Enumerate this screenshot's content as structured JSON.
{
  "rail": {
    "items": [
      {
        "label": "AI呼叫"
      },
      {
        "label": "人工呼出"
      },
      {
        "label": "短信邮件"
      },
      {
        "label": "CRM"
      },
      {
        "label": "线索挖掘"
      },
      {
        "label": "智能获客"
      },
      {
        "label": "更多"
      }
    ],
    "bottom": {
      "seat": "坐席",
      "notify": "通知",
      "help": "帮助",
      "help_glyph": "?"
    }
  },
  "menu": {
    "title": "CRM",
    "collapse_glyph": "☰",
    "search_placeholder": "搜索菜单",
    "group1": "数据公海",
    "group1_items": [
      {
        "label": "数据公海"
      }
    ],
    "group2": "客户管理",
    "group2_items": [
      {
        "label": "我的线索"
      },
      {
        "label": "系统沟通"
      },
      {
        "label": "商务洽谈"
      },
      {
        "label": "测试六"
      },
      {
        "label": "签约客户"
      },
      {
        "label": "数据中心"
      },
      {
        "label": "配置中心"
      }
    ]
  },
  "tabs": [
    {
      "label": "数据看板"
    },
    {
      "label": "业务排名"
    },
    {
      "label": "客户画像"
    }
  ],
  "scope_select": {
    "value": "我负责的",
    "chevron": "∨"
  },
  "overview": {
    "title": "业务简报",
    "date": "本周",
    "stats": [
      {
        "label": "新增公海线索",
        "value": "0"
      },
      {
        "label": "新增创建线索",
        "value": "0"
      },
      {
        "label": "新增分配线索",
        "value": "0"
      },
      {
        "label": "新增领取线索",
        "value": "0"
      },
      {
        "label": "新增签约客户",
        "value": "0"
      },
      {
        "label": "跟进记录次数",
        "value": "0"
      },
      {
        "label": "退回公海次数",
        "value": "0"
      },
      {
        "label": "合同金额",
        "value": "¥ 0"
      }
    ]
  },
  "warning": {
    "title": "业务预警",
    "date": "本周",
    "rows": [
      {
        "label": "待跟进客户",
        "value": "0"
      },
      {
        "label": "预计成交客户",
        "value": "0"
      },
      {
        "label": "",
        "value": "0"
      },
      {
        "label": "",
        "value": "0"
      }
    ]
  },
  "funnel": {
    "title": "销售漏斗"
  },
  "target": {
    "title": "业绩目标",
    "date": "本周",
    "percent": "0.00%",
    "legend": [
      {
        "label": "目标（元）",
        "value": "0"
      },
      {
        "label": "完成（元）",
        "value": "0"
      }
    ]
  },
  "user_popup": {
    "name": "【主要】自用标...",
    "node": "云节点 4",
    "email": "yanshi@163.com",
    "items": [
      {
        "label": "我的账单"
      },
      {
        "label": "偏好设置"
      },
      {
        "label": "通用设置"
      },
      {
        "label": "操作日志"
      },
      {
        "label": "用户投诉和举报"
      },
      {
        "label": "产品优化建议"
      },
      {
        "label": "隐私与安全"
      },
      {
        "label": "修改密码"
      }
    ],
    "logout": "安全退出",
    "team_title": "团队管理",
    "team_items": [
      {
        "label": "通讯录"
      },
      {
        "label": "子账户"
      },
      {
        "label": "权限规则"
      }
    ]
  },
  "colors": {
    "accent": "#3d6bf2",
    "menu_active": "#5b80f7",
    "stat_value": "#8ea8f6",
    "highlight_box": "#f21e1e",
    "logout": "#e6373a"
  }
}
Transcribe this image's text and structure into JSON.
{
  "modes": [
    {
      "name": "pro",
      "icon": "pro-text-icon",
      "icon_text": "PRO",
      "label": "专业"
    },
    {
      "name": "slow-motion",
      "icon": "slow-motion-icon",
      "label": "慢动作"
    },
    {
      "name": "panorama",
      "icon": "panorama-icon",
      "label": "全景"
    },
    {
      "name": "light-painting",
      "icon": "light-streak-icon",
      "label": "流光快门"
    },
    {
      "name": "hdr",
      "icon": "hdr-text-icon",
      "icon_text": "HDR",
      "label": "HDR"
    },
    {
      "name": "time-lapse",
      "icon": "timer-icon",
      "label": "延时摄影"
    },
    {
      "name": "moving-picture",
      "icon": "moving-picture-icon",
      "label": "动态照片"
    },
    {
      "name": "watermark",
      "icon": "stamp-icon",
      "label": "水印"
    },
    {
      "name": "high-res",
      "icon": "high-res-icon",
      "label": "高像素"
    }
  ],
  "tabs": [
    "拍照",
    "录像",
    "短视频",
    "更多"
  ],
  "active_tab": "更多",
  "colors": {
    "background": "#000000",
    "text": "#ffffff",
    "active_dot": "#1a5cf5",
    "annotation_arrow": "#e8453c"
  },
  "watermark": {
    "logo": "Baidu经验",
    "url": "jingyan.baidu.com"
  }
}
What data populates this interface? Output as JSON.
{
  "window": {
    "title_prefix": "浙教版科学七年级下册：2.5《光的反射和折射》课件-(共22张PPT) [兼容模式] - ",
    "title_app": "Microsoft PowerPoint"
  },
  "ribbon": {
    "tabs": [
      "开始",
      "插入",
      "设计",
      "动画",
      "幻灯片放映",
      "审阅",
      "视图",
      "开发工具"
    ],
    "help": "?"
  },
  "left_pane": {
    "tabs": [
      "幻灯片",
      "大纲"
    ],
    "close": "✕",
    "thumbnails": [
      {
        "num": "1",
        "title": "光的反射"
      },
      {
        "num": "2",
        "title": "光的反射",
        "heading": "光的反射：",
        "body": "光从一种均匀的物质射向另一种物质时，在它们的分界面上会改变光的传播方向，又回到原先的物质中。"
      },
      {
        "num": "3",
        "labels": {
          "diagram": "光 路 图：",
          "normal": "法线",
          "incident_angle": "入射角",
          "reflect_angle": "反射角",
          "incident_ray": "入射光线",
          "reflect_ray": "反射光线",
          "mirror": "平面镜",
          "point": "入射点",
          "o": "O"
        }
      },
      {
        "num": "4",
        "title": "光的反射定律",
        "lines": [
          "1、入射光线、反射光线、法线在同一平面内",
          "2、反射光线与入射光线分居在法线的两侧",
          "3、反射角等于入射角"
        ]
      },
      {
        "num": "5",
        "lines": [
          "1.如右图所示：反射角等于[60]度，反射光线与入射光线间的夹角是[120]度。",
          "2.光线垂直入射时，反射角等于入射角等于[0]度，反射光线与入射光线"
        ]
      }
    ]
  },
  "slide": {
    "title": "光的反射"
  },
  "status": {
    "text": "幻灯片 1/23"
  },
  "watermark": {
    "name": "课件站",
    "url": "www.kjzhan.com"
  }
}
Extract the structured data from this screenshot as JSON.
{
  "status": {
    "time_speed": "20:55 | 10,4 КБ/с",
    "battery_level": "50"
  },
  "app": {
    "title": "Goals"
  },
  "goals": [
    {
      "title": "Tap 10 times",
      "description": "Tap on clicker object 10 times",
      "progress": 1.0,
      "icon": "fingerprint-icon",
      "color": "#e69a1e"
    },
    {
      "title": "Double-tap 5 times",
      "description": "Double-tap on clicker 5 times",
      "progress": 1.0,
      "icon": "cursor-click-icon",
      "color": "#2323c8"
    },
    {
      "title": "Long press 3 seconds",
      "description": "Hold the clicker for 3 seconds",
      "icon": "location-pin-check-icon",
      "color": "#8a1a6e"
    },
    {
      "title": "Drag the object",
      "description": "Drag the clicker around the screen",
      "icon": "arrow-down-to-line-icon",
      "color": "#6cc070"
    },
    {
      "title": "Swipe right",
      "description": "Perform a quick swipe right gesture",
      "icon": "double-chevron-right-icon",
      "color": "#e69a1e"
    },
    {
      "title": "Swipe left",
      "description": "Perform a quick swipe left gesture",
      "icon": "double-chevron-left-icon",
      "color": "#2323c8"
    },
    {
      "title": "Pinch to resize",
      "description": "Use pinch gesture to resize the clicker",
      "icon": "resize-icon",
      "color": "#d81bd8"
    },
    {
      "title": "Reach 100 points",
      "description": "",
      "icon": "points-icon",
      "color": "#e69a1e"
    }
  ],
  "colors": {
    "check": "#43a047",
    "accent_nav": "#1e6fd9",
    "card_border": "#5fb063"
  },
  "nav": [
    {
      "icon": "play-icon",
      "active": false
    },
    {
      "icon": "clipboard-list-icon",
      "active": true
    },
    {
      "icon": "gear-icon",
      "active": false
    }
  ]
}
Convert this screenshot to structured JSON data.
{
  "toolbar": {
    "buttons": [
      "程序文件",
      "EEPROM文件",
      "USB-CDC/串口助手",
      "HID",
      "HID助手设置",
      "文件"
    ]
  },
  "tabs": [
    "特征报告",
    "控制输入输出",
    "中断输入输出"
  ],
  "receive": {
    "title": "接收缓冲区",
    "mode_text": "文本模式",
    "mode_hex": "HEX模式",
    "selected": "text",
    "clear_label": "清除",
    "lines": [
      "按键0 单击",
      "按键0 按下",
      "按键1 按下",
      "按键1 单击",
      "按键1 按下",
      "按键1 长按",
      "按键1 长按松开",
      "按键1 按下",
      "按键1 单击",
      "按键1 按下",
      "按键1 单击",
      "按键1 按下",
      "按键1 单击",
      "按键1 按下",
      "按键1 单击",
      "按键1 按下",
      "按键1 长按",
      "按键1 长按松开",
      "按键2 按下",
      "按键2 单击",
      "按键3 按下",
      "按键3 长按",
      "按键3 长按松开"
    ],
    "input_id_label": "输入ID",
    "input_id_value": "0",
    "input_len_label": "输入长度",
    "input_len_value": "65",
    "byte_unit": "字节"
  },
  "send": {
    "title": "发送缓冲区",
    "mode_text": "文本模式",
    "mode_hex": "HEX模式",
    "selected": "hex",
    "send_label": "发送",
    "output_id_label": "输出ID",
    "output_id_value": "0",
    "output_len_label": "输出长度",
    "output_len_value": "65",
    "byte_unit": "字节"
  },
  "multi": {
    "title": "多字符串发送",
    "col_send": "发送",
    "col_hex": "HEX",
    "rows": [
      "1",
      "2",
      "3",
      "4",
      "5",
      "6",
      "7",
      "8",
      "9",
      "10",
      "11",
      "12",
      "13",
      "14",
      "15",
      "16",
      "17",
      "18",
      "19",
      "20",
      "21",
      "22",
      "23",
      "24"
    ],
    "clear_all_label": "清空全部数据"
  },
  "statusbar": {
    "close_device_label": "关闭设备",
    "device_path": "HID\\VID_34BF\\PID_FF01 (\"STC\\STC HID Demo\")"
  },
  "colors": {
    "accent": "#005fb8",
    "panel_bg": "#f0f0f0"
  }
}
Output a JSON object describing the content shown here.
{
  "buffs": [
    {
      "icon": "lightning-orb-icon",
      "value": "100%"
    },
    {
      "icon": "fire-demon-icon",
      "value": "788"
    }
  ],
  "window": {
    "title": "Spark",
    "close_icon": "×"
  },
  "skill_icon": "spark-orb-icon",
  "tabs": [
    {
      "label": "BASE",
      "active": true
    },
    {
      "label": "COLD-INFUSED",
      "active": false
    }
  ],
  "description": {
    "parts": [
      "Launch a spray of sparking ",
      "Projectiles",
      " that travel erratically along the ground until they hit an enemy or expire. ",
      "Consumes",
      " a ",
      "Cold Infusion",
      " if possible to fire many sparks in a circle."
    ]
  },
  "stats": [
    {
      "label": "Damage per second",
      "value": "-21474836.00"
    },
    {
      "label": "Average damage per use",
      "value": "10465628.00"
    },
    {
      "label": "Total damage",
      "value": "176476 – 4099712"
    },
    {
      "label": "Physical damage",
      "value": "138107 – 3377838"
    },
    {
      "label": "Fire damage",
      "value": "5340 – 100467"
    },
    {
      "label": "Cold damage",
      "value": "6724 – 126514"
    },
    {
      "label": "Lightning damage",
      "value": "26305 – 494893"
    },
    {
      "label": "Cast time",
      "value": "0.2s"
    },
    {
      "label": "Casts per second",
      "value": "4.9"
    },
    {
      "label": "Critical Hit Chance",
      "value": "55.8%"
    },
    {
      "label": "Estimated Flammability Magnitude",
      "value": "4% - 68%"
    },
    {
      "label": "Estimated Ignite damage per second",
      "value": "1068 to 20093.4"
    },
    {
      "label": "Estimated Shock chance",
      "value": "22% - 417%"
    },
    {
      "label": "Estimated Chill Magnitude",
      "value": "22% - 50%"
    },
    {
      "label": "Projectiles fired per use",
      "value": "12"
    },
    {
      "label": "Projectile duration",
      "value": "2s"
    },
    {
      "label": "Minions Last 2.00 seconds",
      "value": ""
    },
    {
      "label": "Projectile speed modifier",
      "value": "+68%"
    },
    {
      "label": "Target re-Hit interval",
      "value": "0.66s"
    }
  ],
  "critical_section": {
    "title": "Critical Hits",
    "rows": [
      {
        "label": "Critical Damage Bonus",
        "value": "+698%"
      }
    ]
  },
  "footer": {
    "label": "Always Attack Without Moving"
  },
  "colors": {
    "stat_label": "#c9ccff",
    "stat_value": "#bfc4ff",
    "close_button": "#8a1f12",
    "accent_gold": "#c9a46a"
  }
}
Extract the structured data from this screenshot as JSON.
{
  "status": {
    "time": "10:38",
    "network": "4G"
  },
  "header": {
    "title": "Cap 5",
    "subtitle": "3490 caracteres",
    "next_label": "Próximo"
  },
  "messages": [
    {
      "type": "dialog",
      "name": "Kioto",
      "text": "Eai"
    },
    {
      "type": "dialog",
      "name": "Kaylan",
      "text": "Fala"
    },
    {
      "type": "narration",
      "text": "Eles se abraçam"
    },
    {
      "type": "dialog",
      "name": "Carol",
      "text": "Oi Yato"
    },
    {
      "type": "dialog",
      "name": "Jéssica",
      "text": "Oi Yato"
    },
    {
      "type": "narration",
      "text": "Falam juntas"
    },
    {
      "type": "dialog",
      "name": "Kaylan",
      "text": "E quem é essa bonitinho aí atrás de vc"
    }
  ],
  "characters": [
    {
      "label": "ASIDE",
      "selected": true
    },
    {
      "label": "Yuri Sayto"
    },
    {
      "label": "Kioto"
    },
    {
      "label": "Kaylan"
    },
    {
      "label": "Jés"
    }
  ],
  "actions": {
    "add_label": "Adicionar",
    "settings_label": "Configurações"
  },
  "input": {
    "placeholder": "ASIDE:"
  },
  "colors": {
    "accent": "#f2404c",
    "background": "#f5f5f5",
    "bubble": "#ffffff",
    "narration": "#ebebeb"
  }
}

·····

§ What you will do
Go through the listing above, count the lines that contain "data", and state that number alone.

§ Solution to this task
4